--- What is needed ---
Would you reproduce all of the entries exactly?

--- Entries supplied ---
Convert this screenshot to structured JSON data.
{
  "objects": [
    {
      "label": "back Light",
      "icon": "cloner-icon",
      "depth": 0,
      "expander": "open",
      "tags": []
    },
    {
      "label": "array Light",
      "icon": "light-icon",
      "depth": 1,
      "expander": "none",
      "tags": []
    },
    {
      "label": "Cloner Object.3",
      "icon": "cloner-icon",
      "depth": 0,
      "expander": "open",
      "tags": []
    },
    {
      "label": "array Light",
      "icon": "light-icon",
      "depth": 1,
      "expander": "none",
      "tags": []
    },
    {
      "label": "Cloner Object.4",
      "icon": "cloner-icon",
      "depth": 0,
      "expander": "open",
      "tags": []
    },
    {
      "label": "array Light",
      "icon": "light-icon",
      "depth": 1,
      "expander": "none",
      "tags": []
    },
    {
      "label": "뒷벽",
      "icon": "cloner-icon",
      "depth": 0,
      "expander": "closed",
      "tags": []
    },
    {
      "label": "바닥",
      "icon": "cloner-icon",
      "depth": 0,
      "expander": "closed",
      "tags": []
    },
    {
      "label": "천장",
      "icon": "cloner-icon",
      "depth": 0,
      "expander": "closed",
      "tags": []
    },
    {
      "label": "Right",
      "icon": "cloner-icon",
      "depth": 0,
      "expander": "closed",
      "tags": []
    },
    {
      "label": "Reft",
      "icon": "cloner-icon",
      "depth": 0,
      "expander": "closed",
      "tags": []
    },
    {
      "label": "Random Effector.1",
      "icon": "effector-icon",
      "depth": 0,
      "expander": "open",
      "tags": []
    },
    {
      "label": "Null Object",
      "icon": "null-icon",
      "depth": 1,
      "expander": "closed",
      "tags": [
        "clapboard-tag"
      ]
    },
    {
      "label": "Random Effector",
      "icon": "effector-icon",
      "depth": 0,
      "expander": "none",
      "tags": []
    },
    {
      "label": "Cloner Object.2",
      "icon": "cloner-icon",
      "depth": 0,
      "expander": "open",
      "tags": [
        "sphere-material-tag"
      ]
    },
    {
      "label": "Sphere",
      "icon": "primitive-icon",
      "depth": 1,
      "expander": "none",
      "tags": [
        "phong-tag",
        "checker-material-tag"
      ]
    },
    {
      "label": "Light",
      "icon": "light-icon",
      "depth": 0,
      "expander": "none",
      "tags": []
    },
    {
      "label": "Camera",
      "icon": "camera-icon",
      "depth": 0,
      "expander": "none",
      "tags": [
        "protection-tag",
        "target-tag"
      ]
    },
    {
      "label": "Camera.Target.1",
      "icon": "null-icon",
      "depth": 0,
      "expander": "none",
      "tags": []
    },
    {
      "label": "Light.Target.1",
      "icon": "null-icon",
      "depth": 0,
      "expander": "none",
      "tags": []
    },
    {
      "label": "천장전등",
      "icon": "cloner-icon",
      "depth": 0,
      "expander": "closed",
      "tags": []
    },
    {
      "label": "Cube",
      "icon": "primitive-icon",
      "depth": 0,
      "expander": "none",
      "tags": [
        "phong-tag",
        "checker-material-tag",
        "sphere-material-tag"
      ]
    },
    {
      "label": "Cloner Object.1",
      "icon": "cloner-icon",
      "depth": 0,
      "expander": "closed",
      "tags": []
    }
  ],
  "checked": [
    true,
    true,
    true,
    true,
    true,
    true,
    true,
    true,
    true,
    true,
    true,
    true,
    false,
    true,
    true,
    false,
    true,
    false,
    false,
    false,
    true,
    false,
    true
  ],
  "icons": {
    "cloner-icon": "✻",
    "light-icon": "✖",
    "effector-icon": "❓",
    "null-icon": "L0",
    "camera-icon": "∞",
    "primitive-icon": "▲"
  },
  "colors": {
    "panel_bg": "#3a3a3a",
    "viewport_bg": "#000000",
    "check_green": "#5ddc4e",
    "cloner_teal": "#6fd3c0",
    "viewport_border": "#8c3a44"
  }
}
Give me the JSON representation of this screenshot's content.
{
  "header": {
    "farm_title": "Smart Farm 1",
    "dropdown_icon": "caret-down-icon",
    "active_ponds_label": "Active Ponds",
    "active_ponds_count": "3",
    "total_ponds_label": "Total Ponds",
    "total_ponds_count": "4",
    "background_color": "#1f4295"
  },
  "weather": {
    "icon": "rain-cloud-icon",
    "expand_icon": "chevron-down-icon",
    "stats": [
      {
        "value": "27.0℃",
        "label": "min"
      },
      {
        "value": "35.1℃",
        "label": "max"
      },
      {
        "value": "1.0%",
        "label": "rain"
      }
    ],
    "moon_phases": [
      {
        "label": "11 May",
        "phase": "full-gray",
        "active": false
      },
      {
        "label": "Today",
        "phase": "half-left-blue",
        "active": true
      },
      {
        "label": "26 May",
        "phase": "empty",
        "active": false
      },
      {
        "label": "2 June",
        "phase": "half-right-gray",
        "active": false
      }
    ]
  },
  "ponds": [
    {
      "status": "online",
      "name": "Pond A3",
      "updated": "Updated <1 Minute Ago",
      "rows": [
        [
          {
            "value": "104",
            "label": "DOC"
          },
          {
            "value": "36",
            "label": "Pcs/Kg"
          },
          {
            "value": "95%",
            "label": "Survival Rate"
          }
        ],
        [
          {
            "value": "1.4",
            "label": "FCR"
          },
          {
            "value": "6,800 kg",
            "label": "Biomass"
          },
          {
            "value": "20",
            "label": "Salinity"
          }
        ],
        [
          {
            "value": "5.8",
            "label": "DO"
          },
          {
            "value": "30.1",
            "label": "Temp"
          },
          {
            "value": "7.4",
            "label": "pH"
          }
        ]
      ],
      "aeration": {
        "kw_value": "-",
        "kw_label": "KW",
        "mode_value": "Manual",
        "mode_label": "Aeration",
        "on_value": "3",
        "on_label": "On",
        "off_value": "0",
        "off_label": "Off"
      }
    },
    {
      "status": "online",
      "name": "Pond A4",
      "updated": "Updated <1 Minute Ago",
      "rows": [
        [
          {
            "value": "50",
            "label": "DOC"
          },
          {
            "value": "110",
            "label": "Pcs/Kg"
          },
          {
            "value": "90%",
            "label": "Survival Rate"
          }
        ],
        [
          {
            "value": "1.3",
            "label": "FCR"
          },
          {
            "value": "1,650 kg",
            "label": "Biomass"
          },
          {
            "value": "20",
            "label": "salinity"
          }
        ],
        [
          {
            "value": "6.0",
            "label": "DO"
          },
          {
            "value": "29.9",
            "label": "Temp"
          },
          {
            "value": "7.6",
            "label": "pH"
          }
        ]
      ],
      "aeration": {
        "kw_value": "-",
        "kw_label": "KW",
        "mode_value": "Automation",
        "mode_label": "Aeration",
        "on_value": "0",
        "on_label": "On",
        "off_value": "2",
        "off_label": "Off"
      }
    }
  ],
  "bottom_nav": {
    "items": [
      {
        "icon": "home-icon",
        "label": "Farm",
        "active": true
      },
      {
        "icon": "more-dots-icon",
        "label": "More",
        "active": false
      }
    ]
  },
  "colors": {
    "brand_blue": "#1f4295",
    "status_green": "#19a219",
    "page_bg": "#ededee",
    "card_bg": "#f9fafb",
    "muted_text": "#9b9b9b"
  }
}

--- Finished exercise ---
Convert this screenshot to structured JSON data.
{
  "objects": [
    {
      "label": "back Light",
      "icon": "cloner-icon",
      "depth": 0,
      "expander": "open",
      "tags": []
    },
    {
      "label": "array Light",
      "icon": "light-icon",
      "depth": 1,
      "expander": "none",
      "tags": []
    },
    {
      "label": "Cloner Object.3",
      "icon": "cloner-icon",
      "depth": 0,
      "expander": "open",
      "tags": []
    },
    {
      "label": "array Light",
      "icon": "light-icon",
      "depth": 1,
      "expander": "none",
      "tags": []
    },
    {
      "label": "Cloner Object.4",
      "icon": "cloner-icon",
      "depth": 0,
      "expander": "open",
      "tags": []
    },
    {
      "label": "array Light",
      "icon": "light-icon",
      "depth": 1,
      "expander": "none",
      "tags": []
    },
    {
      "label": "뒷벽",
      "icon": "cloner-icon",
      "depth": 0,
      "expander": "closed",
      "tags": []
    },
    {
      "label": "바닥",
      "icon": "cloner-icon",
      "depth": 0,
      "expander": "closed",
      "tags": []
    },
    {
      "label": "천장",
      "icon": "cloner-icon",
      "depth": 0,
      "expander": "closed",
      "tags": []
    },
    {
      "label": "Right",
      "icon": "cloner-icon",
      "depth": 0,
      "expander": "closed",
      "tags": []
    },
    {
      "label": "Reft",
      "icon": "cloner-icon",
      "depth": 0,
      "expander": "closed",
      "tags": []
    },
    {
      "label": "Random Effector.1",
      "icon": "effector-icon",
      "depth": 0,
      "expander": "open",
      "tags": []
    },
    {
      "label": "Null Object",
      "icon": "null-icon",
      "depth": 1,
      "expander": "closed",
      "tags": [
        "clapboard-tag"
      ]
    },
    {
      "label": "Random Effector",
      "icon": "effector-icon",
      "depth": 0,
      "expander": "none",
      "tags": []
    },
    {
      "label": "Cloner Object.2",
      "icon": "cloner-icon",
      "depth": 0,
      "expander": "open",
      "tags": [
        "sphere-material-tag"
      ]
    },
    {
      "label": "Sphere",
      "icon": "primitive-icon",
      "depth": 1,
      "expander": "none",
      "tags": [
        "phong-tag",
        "checker-material-tag"
      ]
    },
    {
      "label": "Light",
      "icon": "light-icon",
      "depth": 0,
      "expander": "none",
      "tags": []
    },
    {
      "label": "Camera",
      "icon": "camera-icon",
      "depth": 0,
      "expander": "none",
      "tags": [
        "protection-tag",
        "target-tag"
      ]
    },
    {
      "label": "Camera.Target.1",
      "icon": "null-icon",
      "depth": 0,
      "expander": "none",
      "tags": []
    },
    {
      "label": "Light.Target.1",
      "icon": "null-icon",
      "depth": 0,
      "expander": "none",
      "tags": []
    },
    {
      "label": "천장전등",
      "icon": "cloner-icon",
      "depth": 0,
      "expander": "closed",
      "tags": []
    },
    {
      "label": "Cube",
      "icon": "primitive-icon",
      "depth": 0,
      "expander": "none",
      "tags": [
        "phong-tag",
        "checker-material-tag",
        "sphere-material-tag"
      ]
    },
    {
      "label": "Cloner Object.1",
      "icon": "cloner-icon",
      "depth": 0,
      "expander": "closed",
      "tags": []
    }
  ],
  "checked": [
    true,
    true,
    true,
    true,
    true,
    true,
    true,
    true,
    true,
    true,
    true,
    true,
    false,
    true,
    true,
    false,
    true,
    false,
    false,
    false,
    true,
    false,
    true
  ],
  "icons": {
    "cloner-icon": "✻",
    "light-icon": "✖",
    "effector-icon": "❓",
    "null-icon": "L0",
    "camera-icon": "∞",
    "primitive-icon": "▲"
  },
  "colors": {
    "panel_bg": "#3a3a3a",
    "viewport_bg": "#000000",
    "check_green": "#5ddc4e",
    "cloner_teal": "#6fd3c0",
    "viewport_border": "#8c3a44"
  }
}
Give me the JSON representation of this screenshot's content.
{
  "header": {
    "farm_title": "Smart Farm 1",
    "dropdown_icon": "caret-down-icon",
    "active_ponds_label": "Active Ponds",
    "active_ponds_count": "3",
    "total_ponds_label": "Total Ponds",
    "total_ponds_count": "4",
    "background_color": "#1f4295"
  },
  "weather": {
    "icon": "rain-cloud-icon",
    "expand_icon": "chevron-down-icon",
    "stats": [
      {
        "value": "27.0℃",
        "label": "min"
      },
      {
        "value": "35.1℃",
        "label": "max"
      },
      {
        "value": "1.0%",
        "label": "rain"
      }
    ],
    "moon_phases": [
      {
        "label": "11 May",
        "phase": "full-gray",
        "active": false
      },
      {
        "label": "Today",
        "phase": "half-left-blue",
        "active": true
      },
      {
        "label": "26 May",
        "phase": "empty",
        "active": false
      },
      {
        "label": "2 June",
        "phase": "half-right-gray",
        "active": false
      }
    ]
  },
  "ponds": [
    {
      "status": "online",
      "name": "Pond A3",
      "updated": "Updated <1 Minute Ago",
      "rows": [
        [
          {
            "value": "104",
            "label": "DOC"
          },
          {
            "value": "36",
            "label": "Pcs/Kg"
          },
          {
            "value": "95%",
            "label": "Survival Rate"
          }
        ],
        [
          {
            "value": "1.4",
            "label": "FCR"
          },
          {
            "value": "6,800 kg",
            "label": "Biomass"
          },
          {
            "value": "20",
            "label": "Salinity"
          }
        ],
        [
          {
            "value": "5.8",
            "label": "DO"
          },
          {
            "value": "30.1",
            "label": "Temp"
          },
          {
            "value": "7.4",
            "label": "pH"
          }
        ]
      ],
      "aeration": {
        "kw_value": "-",
        "kw_label": "KW",
        "mode_value": "Manual",
        "mode_label": "Aeration",
        "on_value": "3",
        "on_label": "On",
        "off_value": "0",
        "off_label": "Off"
      }
    },
    {
      "status": "online",
      "name": "Pond A4",
      "updated": "Updated <1 Minute Ago",
      "rows": [
        [
          {
            "value": "50",
            "label": "DOC"
          },
          {
            "value": "110",
            "label": "Pcs/Kg"
          },
          {
            "value": "90%",
            "label": "Survival Rate"
          }
        ],
        [
          {
            "value": "1.3",
            "label": "FCR"
          },
          {
            "value": "1,650 kg",
            "label": "Biomass"
          },
          {
            "value": "20",
            "label": "salinity"
          }
        ],
        [
          {
            "value": "6.0",
            "label": "DO"
          },
          {
            "value": "29.9",
            "label": "Temp"
          },
          {
            "value": "7.6",
            "label": "pH"
          }
        ]
      ],
      "aeration": {
        "kw_value": "-",
        "kw_label": "KW",
        "mode_value": "Automation",
        "mode_label": "Aeration",
        "on_value": "0",
        "on_label": "On",
        "off_value": "2",
        "off_label": "Off"
      }
    }
  ],
  "bottom_nav": {
    "items": [
      {
        "icon": "home-icon",
        "label": "Farm",
        "active": true
      },
      {
        "icon": "more-dots-icon",
        "label": "More",
        "active": false
      }
    ]
  },
  "colors": {
    "brand_blue": "#1f4295",
    "status_green": "#19a219",
    "page_bg": "#ededee",
    "card_bg": "#f9fafb",
    "muted_text": "#9b9b9b"
  }
}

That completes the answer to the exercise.